The most important differences between our ex-
perience and our predictions have been in the rel-
ative importance of pre-dissertation field work
and dissertation completion awards. Pre-disserta-
tion field work support has proven particularly im-
portant…. Our overall conclusion is that there
are indeed critical periods in a graduate student's
career when progress is vulnerable. In the light of
experience we would adjust our sense of their rel-
ative importance by highlighting pre-dissertation
support in particular.
—Graduate chair of an anthropology
THIS CHAPTER introduces the departments that participated in the Graduate Education Initiative (GEI). It describes the changes they planned, the challenges in implementing those changes, and the successes and failures that resulted. It is intended to complement the intensively statistical analysis of changes in completion rates and time-to-degree (TTD) in the next two chapters and the multivariate analysis of the effects of particular program elements in Chapter 6. First, we describe key attributes of the treatment departments before the advent of the GEI in simple quantitative terms; then we turn to how they “looked” five years into the GEI.1 Next, detailed vignettes recount the experiences of six departments in designing GEI-related “innovations” and in implementing them, so as to convey the complex mechanisms affecting whether the GEI did or did not have its desired effects.
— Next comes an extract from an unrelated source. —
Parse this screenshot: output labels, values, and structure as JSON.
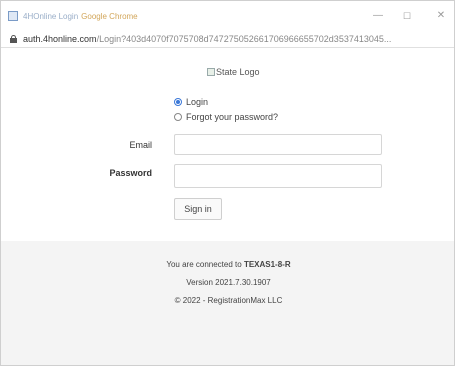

Third, we describe broader aspects of departmental and institutional cultures and weigh their influence on selected departmental outcomes.
1 Ideally, the control departments would have been studied in the same way, but the ab-
sence of comparably detailed qualitative information on their histories for the same period
made the comparison impractical. Later chapters that explore the overall effects of the GEI
compare both the treatment and control departments on a variety of dimensions.